Putnam, the former chairman of the House Republican Conference, said he would file paperwork Monday to seek the office in 2010.
"It's always been well known that my first love is Florida," Putnam told CNN in a brief telephone interview.
Putnam, 34, rose quickly through Republican ranks after winning his first term in the House of Representatives in 2000. He became GOP conference chairman - the No. 3 post in the party's leadership - in 2006.
But he opted out of seeking the leadership post again after November's Republican losses. Meanwhile, rank-and-file conservatives in the House criticized the leadership's support of the Bush administration's $700 billion financial bailout.
WASHINGTON (CNN) - On Thursday, Rush Limbaugh, the moral and intellectual leader and most influential person in the Republican Party in the United States, wrote in the august op-ed pages of The Wall Street Journal, the acknowledged epicenter of right-wing thought, that President Obama should adopt a bipartisan solution to address the president's economic stimulus plan - or as Limbaugh refers to it, "porkulus."
Limbaugh proposes that because the Democrats got roughly 54 percent of the votes to the Republicans' 46 percent, the stimulus package should be allocated along his definition of ideological lines, i.e. 54 percent towards infrastructure improvement and 46 percent toward tax breaks for Limbaugh and his friends.
He writes, "Fifty-three percent of American voters voted for Barack Obama; 46% voted for John McCain, and 1% voted for wackos. Give that 1% to President Obama. Let's say the vote was 54% to 46%.
"As a way to bring the country together and at the same time determine the most effective way to deal with recessions, under the Obama-Limbaugh Stimulus Plan of 2009: 54% of the $900 billion - $486 billion - will be spent on infrastructure and pork as defined by Mr. Obama and the Democrats; 46% - $414 billion - will be directed toward tax cuts, as determined by me."
WASHINGTON (CNN) - President Barack Obama poked fun Saturday night at his chief of staff and ribbed Washington's elite during a black-tie dinner at Alfalfa Club, a 93-year-old Washington social club.
The first African-American president began by poking fun at the club's historical roots.
"I know that many you are aware that this dinner began almost 100 years ago as a way to celebrate the birthday of General Robert E. Lee," Obama said, referring to the man who commanded the Confederate army during the Civil War.
"If he were here with us tonight, the general would be 202 years old.
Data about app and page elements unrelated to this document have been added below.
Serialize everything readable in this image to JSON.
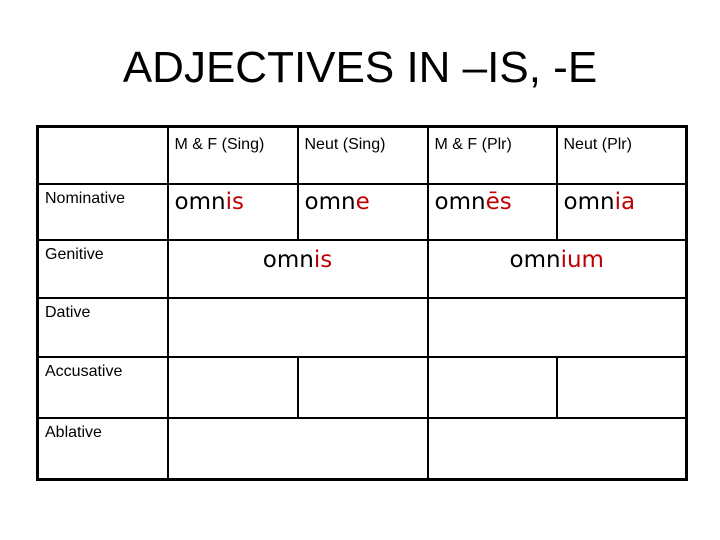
{
  "title": "ADJECTIVES IN –IS, -E",
  "colors": {
    "ending": "#c00000",
    "stem": "#000000",
    "border": "#000000"
  },
  "table": {
    "headers": [
      "",
      "M & F (Sing)",
      "Neut (Sing)",
      "M & F (Plr)",
      "Neut (Plr)"
    ],
    "cases": [
      "Nominative",
      "Genitive",
      "Dative",
      "Accusative",
      "Ablative"
    ],
    "nominative": {
      "mf_sing": {
        "stem": "omn",
        "ending": "is"
      },
      "neut_sing": {
        "stem": "omn",
        "ending": "e"
      },
      "mf_plr": {
        "stem": "omn",
        "ending": "ēs"
      },
      "neut_plr": {
        "stem": "omn",
        "ending": "ia"
      }
    },
    "genitive": {
      "sing": {
        "stem": "omn",
        "ending": "is"
      },
      "plr": {
        "stem": "omn",
        "ending": "ium"
      }
    }
  }
}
And very confused."
The ceremony was closed to the media. But the White House released excerpts of the president's remarks.
The Alfalfa Club was started by four Southerners in Washington's Willard Hotel in 1913. Its sole purpose was an annual night out for the boys, and it took its name from a thirsty plant that sends its roots deep down looking for liquid refreshment.
The club remained exclusively open to men until 1994, when women were admitted as members.
WASHINGTON (CNN) - Sarah Palin has firmly remained in the media spotlight since her bid for the vice presidency ended four months ago, but the Alaska governor embraced a decidedly lower profile when she traveled to the nation's capital this weekend.
The former Republican vice presidential candidate has scheduled a busy itinerary of closed-door events and face time with congressional Democrats and Republicans.
She also announced earlier this week she's making the 4,500-mile trek from Alaska to Washington primarily to attend the Alfalfa Club Dinner Saturday night - an annual closed-door roast of the nation's political elite.
But it's what's missing from Palin's schedule that is causing more than a few heads to turn. In a city that is ground-zero for national political journalists, Palin has not scheduled a single media interview or indicated she will hold a press conference.